“The LORD himself goes before you and will be with you; he will never leave you nor forsake you. Do not be afraid; do not be discouraged.” Deuteronomy 31:8 NIV
Historic. Unprecedented. Frustrating. Tiring. These are just a few of the ways in which we have described the majority of 2020. This year was supposed to be a time of renewed vision, fresh ideas, and limitless opportunities for positive changes within our families, congregation, places of employment, schools, and so many other facets of life. I have heard countless individuals say they wished the past several months were merely a dream from which everyone will soon awake. COVID-19, racial tension, hurricanes, forest fires, and pending elections are all the buzz from our news networks, social media feeds, daily papers, magazines, and other sources of pertinent information.
It is a stressful time to say the very least. Depression is on the rise amongst various groups. Anxiety has touched the lives of those who usually cope rather well with tense situations. “Afraid” serves as the category of choice for the feelings of many. The times they are a changing. This world seems vastly different from the one of yesteryear. Our hearts long for something which resembles the normal we have known and loved. When will things settle? What will tomorrow hold in store? Where do we go from here? These questions, and others like them, have become common amongst daily conversations and will no doubt continue for some time to come. Unfortunately, there are no simple answers and it is evident that the opinions/assumptions of many range from one end of the spectrum to the other. There are some who buy into a variety of conspiracy theories, others who take the “sky is falling approach,” and still others who wish to hurry along the Lord’s appearing. Our days are indeed enough to make practically everyone feel frazzled.

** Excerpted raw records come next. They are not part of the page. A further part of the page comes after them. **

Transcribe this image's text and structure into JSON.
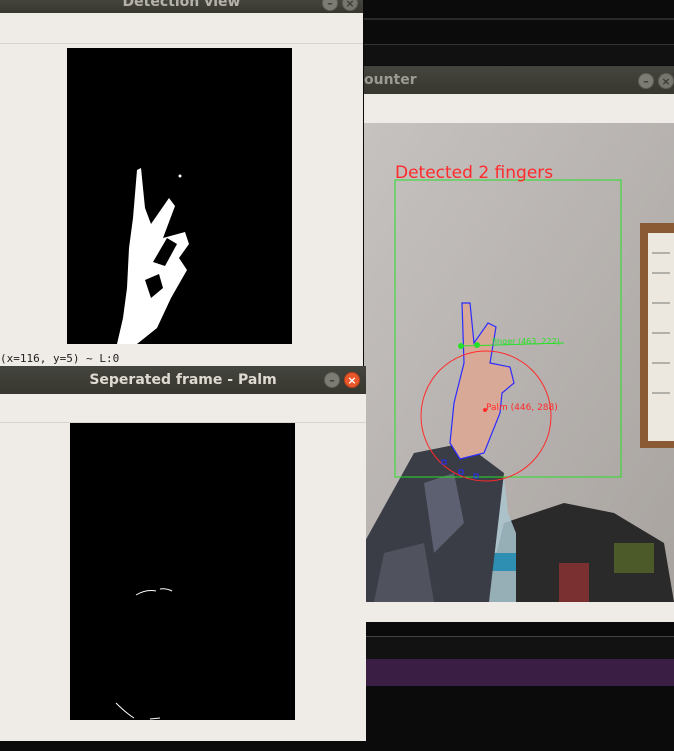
{
  "windows": {
    "detection": {
      "title": "Detection view",
      "status": "(x=116, y=5) ~ L:0"
    },
    "palm": {
      "title": "Seperated frame - Palm"
    },
    "counter": {
      "title": "ounter",
      "overlay": {
        "detected_text": "Detected 2 fingers",
        "fingertip_label": "finger (463, 222)",
        "palm_label": "Palm (446, 288)"
      }
    }
  },
  "colors": {
    "titlebar": "#3e3e38",
    "window_bg": "#efece7",
    "close_active": "#e9582b",
    "overlay_red": "#ff2a2a",
    "overlay_green": "#28e028",
    "contour_blue": "#2b2bff",
    "taskbar_purple": "#3a1e44"
  },
  "icons": {
    "minimize": "minimize-icon",
    "close": "close-icon"
  }
}
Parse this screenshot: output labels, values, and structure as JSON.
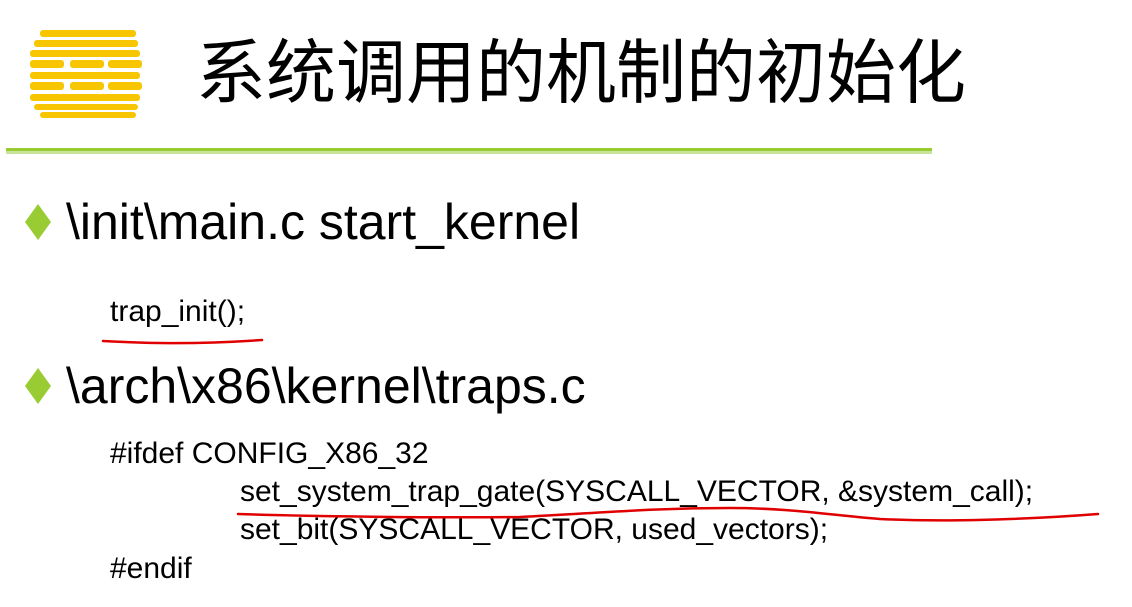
{
  "slide": {
    "title": "系统调用的机制的初始化",
    "bullets": [
      {
        "label": "\\init\\main.c start_kernel",
        "code_lines": [
          "trap_init();"
        ]
      },
      {
        "label": "\\arch\\x86\\kernel\\traps.c",
        "code_lines": [
          "#ifdef CONFIG_X86_32",
          "set_system_trap_gate(SYSCALL_VECTOR, &system_call);",
          "set_bit(SYSCALL_VECTOR, used_vectors);",
          "#endif"
        ]
      }
    ]
  },
  "colors": {
    "logo": "#f7c600",
    "accent": "#99cc33",
    "bullet": "#99cc33",
    "annotation": "#e00000"
  },
  "icons": {
    "logo": "striped-logo-icon",
    "bullet": "diamond-bullet-icon"
  }
}
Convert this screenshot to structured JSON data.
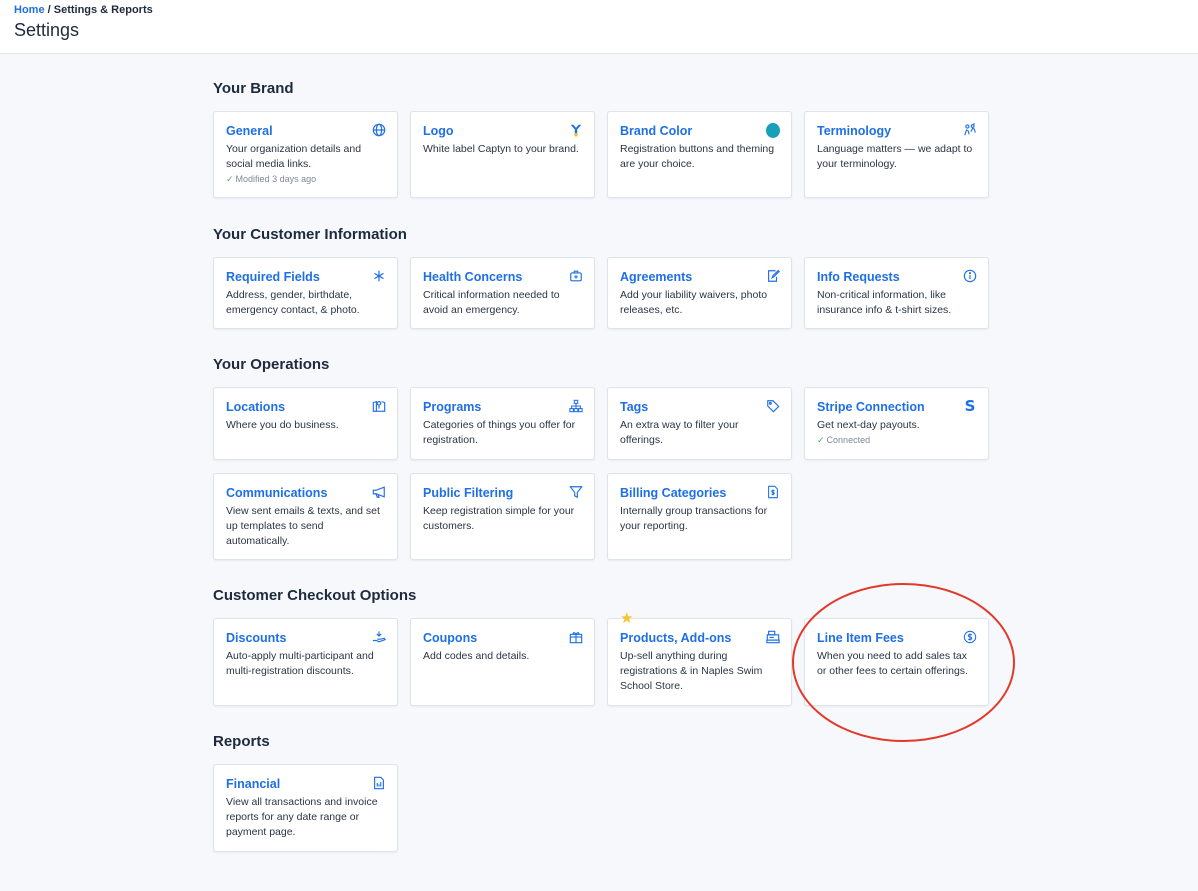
{
  "breadcrumb": {
    "home": "Home",
    "separator": " / ",
    "current": "Settings & Reports"
  },
  "page_title": "Settings",
  "sections": {
    "brand": {
      "title": "Your Brand",
      "cards": [
        {
          "title": "General",
          "desc": "Your organization details and social media links.",
          "status": "Modified 3 days ago",
          "icon": "globe-icon"
        },
        {
          "title": "Logo",
          "desc": "White label Captyn to your brand.",
          "icon": "captyn-logo-icon",
          "icon_color": "#1f6fe5"
        },
        {
          "title": "Brand Color",
          "desc": "Registration buttons and theming are your choice.",
          "icon": "color-swatch-icon",
          "swatch": "#1a9fb8"
        },
        {
          "title": "Terminology",
          "desc": "Language matters — we adapt to your terminology.",
          "icon": "people-icon"
        }
      ]
    },
    "customer_info": {
      "title": "Your Customer Information",
      "cards": [
        {
          "title": "Required Fields",
          "desc": "Address, gender, birthdate, emergency contact, & photo.",
          "icon": "asterisk-icon"
        },
        {
          "title": "Health Concerns",
          "desc": "Critical information needed to avoid an emergency.",
          "icon": "medkit-icon"
        },
        {
          "title": "Agreements",
          "desc": "Add your liability waivers, photo releases, etc.",
          "icon": "signature-icon"
        },
        {
          "title": "Info Requests",
          "desc": "Non-critical information, like insurance info & t-shirt sizes.",
          "icon": "info-icon"
        }
      ]
    },
    "operations": {
      "title": "Your Operations",
      "cards": [
        {
          "title": "Locations",
          "desc": "Where you do business.",
          "icon": "map-pin-icon"
        },
        {
          "title": "Programs",
          "desc": "Categories of things you offer for registration.",
          "icon": "hierarchy-icon"
        },
        {
          "title": "Tags",
          "desc": "An extra way to filter your offerings.",
          "icon": "tag-icon"
        },
        {
          "title": "Stripe Connection",
          "desc": "Get next-day payouts.",
          "status": "Connected",
          "icon": "stripe-icon",
          "icon_text": "S"
        },
        {
          "title": "Communications",
          "desc": "View sent emails & texts, and set up templates to send automatically.",
          "icon": "megaphone-icon"
        },
        {
          "title": "Public Filtering",
          "desc": "Keep registration simple for your customers.",
          "icon": "filter-icon"
        },
        {
          "title": "Billing Categories",
          "desc": "Internally group transactions for your reporting.",
          "icon": "invoice-icon"
        }
      ]
    },
    "checkout": {
      "title": "Customer Checkout Options",
      "cards": [
        {
          "title": "Discounts",
          "desc": "Auto-apply multi-participant and multi-registration discounts.",
          "icon": "hand-coin-icon"
        },
        {
          "title": "Coupons",
          "desc": "Add codes and details.",
          "icon": "gift-icon"
        },
        {
          "title": "Products, Add-ons",
          "desc": "Up-sell anything during registrations & in Naples Swim School Store.",
          "icon": "register-icon",
          "featured_icon": "star-icon"
        },
        {
          "title": "Line Item Fees",
          "desc": "When you need to add sales tax or other fees to certain offerings.",
          "icon": "dollar-circle-icon"
        }
      ]
    },
    "reports": {
      "title": "Reports",
      "cards": [
        {
          "title": "Financial",
          "desc": "View all transactions and invoice reports for any date range or payment page.",
          "icon": "document-icon"
        }
      ]
    }
  },
  "colors": {
    "accent": "#1f6fe5",
    "annotation": "#e23a2a",
    "success": "#39b56a",
    "star": "#f6c42c"
  }
}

I do not know that the word “frazzled” necessarily describes the situation in the opening Scripture from Deuteronomy 31, but I can imagine there may have been some nervous feelings and perhaps questions about the near future. To set the context, the children of Israel had completed their lengthy period of wilderness wandering and were on the cusp of beginning their conquest of the land which God had promised. Moses, well-advanced in years and having disobeyed God’s earlier instructions, would not be making the trek into Canaan. He was given the opportunity to view this land “flowing with milk and honey” at a distance, but would miss the glorious moment when God’s people stepped into God’s promise. The time had come for Moses to pass the torch of leadership to Joshua, a young man who had proven faithful when surveying the land in preparation for its conquest. No doubt, Joshua knew that his leadership of the Israelites would be a daunting task which would require all of the strength and wisdom he could obtain from above. As with any new undertaking, there can be a bit of uneasiness, perhaps doubt and concern to go along with the unknowns of the future. Joshua was the individual for the job, but as Moses’ words reassured him, he was not going into this journey alone.
I often incorporate the reference to God as one who “never leaves or forsakes us” into my pastoral prayers within worship as well as with individuals. It is an excellent word for those moments when it feels as though everything is changing, the ground beneath us is shaking, and the world appears to be in chaos. It sounds like a word especially for here and now. We may not be taking the helm in leading a people into a foreign land, but we do wonder in the midst of our own uncertainties if there is anything constant. Is there something stable which we can rest upon to sustain us through these times? The answer is yes and it is found through the same words issued over 3,000 years ago to an Israelite leader. God’s presence is the constant which we can rely upon through the confusion of our present times. Our God is not overcome by the stresses and strains of this world. God never cowers at the arrival of new uncertainties. Not for a moment is God weakened by the evil which infiltrates so many portions of society. God never ceases to be God even as we as God’s people experience a season which feels overwhelming to say the very least. The God of the universe longs for us to seek the divine presence when it comes to all facets of our lives, but especially when we feel the temptation to cope with or even control that which makes us anxious. As Jesus taught his disciples in the Sermon on the Mount, worry never contributes anything positive to the lives of those who choose to do it.
We can look at our surroundings and complain about the current situation(s) or we can be trusting. We can blame one group or another, throw up our hands in rage, or withdraw into a hiding place in order to avoid the present. However, as a people of faith, God has invited us to persevere in our pursuit of God. Even when we want to break or give into the times, God continues to invite us to find our refuge in his power and strength. This source will never change, run out, or leave us alone.
Trusting God’s Presence Together, The Reverend Kelley Smart